(Given information Opens)
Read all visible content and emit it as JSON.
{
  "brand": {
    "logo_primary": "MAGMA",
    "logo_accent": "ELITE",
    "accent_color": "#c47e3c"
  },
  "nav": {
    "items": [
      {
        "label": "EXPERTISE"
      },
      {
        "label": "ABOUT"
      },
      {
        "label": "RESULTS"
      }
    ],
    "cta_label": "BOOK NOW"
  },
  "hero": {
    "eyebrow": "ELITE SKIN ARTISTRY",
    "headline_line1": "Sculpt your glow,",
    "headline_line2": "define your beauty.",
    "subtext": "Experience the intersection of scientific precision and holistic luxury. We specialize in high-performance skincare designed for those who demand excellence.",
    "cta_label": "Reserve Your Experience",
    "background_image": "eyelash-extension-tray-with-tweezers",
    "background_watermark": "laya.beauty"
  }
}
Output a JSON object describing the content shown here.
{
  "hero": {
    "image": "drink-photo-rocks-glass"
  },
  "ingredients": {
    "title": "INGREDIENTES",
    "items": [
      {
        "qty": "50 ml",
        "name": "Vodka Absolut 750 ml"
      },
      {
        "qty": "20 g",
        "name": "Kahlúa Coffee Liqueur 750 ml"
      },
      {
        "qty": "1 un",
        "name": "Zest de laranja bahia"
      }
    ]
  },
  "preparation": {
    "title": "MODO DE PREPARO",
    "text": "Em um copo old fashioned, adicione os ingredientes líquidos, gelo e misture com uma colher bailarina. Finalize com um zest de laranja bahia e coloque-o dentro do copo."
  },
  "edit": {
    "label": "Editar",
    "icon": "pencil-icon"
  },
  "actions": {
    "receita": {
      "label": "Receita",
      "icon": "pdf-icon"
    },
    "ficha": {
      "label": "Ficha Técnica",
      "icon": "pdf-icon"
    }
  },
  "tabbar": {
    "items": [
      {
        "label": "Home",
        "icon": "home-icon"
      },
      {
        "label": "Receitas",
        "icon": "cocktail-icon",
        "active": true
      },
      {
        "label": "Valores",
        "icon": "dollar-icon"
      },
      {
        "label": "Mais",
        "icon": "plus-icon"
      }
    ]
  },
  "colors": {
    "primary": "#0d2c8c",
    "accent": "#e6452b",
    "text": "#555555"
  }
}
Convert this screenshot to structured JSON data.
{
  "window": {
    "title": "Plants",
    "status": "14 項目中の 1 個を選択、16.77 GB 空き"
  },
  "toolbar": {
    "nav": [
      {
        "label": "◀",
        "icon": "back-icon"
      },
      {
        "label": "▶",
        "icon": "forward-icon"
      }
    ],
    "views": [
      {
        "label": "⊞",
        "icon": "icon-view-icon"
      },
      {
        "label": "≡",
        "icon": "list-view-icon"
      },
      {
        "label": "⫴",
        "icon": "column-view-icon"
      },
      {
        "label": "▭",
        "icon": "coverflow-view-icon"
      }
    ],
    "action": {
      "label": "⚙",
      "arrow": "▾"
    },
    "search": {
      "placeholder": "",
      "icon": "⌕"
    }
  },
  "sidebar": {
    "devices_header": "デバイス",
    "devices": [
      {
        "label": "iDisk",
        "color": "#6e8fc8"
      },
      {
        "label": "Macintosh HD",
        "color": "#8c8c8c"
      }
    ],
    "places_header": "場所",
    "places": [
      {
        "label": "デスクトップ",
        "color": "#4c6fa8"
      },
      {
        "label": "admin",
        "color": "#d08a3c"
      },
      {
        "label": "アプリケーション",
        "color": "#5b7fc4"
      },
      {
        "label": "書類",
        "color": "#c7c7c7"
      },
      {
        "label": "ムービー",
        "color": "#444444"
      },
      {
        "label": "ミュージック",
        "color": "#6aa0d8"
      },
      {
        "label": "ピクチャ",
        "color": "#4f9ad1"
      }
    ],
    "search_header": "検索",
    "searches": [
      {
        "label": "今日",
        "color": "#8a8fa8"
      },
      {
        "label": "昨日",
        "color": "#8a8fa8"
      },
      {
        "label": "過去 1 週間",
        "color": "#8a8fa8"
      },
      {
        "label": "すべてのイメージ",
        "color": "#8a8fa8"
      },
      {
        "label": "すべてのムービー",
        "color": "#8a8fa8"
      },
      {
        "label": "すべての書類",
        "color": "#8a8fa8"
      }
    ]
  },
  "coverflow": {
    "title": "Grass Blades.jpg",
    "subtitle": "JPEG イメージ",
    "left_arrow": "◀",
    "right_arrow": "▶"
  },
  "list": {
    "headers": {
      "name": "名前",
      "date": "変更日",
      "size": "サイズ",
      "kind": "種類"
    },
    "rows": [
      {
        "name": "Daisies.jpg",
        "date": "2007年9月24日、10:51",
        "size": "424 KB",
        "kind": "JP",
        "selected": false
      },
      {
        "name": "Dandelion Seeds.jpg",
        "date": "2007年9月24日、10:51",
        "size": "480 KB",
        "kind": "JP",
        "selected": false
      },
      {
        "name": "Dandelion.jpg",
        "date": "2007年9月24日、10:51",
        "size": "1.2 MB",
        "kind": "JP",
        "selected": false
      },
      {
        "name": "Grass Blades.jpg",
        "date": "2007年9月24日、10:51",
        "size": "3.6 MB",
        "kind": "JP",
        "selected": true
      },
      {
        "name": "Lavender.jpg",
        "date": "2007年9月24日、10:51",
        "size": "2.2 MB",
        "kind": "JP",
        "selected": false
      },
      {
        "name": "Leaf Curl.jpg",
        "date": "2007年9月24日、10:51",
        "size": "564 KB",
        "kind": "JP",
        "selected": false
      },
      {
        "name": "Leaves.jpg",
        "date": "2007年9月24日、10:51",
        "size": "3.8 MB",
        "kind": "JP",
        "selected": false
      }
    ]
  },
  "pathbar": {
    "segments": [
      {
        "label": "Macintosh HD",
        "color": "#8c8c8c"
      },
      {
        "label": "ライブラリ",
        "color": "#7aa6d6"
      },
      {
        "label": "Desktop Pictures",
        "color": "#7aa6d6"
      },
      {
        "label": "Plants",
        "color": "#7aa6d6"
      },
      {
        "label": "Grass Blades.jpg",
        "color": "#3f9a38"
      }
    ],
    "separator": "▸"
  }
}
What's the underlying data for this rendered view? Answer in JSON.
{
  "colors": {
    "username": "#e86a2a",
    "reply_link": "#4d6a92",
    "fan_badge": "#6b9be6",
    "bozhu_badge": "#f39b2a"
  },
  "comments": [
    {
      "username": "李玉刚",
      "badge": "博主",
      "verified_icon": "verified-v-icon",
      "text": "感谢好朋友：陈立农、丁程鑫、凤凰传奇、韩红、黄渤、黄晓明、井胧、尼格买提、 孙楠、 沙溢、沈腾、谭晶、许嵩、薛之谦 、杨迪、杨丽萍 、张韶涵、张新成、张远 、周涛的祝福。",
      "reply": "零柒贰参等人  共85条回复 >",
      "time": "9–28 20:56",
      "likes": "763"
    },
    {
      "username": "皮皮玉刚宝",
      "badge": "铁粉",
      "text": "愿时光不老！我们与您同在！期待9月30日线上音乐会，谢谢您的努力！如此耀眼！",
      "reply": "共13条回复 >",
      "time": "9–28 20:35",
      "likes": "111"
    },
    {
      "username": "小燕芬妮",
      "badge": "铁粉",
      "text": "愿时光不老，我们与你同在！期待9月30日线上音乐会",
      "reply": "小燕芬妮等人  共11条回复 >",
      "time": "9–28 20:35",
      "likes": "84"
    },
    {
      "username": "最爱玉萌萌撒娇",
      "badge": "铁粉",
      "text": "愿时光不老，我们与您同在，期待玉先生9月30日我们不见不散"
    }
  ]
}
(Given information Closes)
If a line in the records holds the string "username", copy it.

▸ Reply to the task:
    "username": "#e86a2a",
      "username": "李玉刚",
      "username": "皮皮玉刚宝",
      "username": "小燕芬妮",
      "username": "最爱玉萌萌撒娇",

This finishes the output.